|Breakfast Food for Thought|
|Padding down the platform of my local subway station the other morning, I did a serious double-take at a phrase on one of the billboards lining the sooty wall. What stopped me in my tracks were the words "Seize the Day!®" emblazoned atop the advertisement for a new breakfast cereal. My reaction had nothing to do with the work of some anonymous copy writer, and everything to do with my own odd association with a similar phrase.|
Raised to be a good commie jew bastard I was exposed early on to progressive politics and the civil rights movement. Living in the D.C. suburbs, my parents went to all the marches and protests and brought me and my sister with them. I was too young to remember the '63 march, but I do have some recollection of sitting in my stroller hearing MLK's speech in '65. As a teenager I was totally into the Black Panthers. In high school I read To Die For the People: The Writings of Huey P. Newton, and my allegiance was cemented. I remember the time I came home from school and took down the Frederick Douglass poster my parents got for me at the Smithsonian and replaced it with that famous photo of Huey, the one with him sitting in that huge wicker chair, a spear in his left hand, a rifle in his right. As I grew older my interest in other liberation struggles developed as well. I found myself drawn to the literature and music of African revolution. I devoured Frantz Fanon's The Wretched of the Earth like it was a John Le Carré mystery thriller. I snapped up all those records of protest songs on Paredon, the left-wing sister label to Moses Asch's Folkways. I knew all the freedom chants like "Uhuru" from Kenya, "Amandla awethu" from South Africa, and "A luta continua" from Mozambique. From Oakland, California there was "All power to the people," which had become synonymous with the Panthers, along another phrase with which they traditionally ended their written communiqués. That signature phrase was "Seize the Time!"
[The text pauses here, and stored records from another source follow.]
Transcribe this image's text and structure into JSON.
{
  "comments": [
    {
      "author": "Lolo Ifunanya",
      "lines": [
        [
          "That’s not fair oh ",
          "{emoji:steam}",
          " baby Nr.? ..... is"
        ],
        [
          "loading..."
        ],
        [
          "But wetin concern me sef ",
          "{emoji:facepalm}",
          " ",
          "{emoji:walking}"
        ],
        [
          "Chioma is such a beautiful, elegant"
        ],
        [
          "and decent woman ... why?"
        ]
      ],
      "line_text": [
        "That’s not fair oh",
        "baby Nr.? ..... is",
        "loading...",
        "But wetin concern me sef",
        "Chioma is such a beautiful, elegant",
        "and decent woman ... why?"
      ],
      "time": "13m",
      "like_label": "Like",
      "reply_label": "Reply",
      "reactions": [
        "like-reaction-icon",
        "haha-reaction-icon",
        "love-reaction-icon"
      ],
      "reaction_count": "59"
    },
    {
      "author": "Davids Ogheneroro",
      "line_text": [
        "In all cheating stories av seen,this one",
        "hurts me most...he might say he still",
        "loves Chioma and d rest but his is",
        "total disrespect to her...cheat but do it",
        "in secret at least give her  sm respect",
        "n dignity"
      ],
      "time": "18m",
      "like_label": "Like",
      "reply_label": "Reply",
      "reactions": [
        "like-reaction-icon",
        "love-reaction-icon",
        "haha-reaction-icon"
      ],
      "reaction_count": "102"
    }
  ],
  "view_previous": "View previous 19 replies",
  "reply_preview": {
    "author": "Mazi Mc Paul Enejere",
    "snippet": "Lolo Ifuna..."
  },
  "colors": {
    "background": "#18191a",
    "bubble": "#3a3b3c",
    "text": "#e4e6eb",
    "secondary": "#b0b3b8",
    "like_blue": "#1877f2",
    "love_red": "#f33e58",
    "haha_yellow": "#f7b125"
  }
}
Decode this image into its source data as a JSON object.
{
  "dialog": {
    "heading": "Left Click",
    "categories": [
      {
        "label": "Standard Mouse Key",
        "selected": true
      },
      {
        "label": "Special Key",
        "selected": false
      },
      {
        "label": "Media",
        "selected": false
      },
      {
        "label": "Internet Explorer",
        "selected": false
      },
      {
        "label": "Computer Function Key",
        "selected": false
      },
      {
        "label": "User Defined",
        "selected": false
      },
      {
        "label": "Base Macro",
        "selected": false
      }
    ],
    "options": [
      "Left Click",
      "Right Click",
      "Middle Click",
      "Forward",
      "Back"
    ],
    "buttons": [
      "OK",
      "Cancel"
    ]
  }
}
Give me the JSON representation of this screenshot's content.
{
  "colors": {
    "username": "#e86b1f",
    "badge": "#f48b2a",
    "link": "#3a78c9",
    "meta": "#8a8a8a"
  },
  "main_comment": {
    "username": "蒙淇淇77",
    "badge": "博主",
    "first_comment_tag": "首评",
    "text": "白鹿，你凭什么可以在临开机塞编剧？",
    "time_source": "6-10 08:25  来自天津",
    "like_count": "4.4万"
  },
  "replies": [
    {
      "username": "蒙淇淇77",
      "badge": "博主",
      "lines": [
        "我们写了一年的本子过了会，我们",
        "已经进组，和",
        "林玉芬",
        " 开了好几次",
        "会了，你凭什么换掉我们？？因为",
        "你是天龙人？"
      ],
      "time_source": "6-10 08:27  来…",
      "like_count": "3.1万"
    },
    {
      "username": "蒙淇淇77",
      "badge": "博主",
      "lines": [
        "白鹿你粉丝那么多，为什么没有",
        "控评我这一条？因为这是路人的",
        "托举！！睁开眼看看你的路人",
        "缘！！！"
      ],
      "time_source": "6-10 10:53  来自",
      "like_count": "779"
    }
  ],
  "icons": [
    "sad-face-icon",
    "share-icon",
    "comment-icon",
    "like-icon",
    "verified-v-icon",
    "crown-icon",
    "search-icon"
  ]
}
Well to me, "Seize the Time" was the coolest damn expression since "Kowabunga" (which I used a dozen times a day throughout the sixth grade.) It sounded so deeply serious and grown up. It looked pretty cool, too, on the cover of an album I found featuring SEIZE THE TIME in big block letters and a drawing of a dude carrying an AK-47. It was a collection of radical folk songs by Elaine Brown, then the "Deputy Minister of Information for the Southern California Chapter of the Black Panther Party." It wasn't until I got to college that I found out the Panthers' clever phrase had been used before.
The earliest known use of the Latin phrase carpe diem has been traced to the Roman poet Horace (65 - 8 B.C.), who, in his first book of Odes delivered the line, Carpe diem, quam minimus credula postero ("Seize today, and put as little trust as you can in tomorrow.") This "live for the moment" ethos turns up repeatedly in literature. Many of Shakespeare's sonnets carried this motif, as did his own poem "Carpe Diem"
Some of the English Romantic poetry produced in the late 16th / early 17th centuries actually became known as carpe diem poetry. These works had a common theme: the promotion of impetuous love in the face of fleeting youth. In the hands of poets like Andrew Marvell ("To a Coy Mistress") and Robert Herrick ("To the Virgins, to Make Much of Time"), carpe diem became a pick-up line, a ruse to seduce the local nubiles. By the 19th century carpe diem had begun to enter the general lexicon. In 1819, Lord Byron wrote to a friend, "My time has been passed viciously and agreeably; at thirty-one so few years months days hours or minutes remain that "Carpe Diem" is not enough. I have been obliged to crop even the seconds, for who can trust to tomorrow?"
Here in the 20th century the basic existential message of carpe diem and its various translations became fodder for popular culture. In 1956 it took on an ironic tone as the title of Saul Bellow's popular novel "Seize the Day," the story of a schlemiel trapped in a downward spiral of failure and rejection. In the early '60s, the Panthers altered the phrase to "Seize the Time," giving carpe diem a newfound political dimension. Then, in the late '80s film Dead Poet's Society Robin Williams played a boarding school Lit. teacher who used a syllabus of "classics" and a G-rated interpretation of carpe diem to motivate his class of underachievers turning the phrase into a inspirational feel-good slogan. Conservatives read the film as a defense of traditional education over encroaching multiculturalism. Thus the appropriation of carpe diem had moved from one end of the political spectrum to the other.
Now it's ten years later and that ubiquitous phrase has been trotted out once again, this time in the name of a healthy breakfast and healthy profits for the folks at Kellogg's. The words that so impressed me as a kid turn out to be little more than an empty vessel. The ultimate promotional tool. I don't suppose Kellogg's ever considered donating cereal to the Black Panthers' Free Breakfast Program.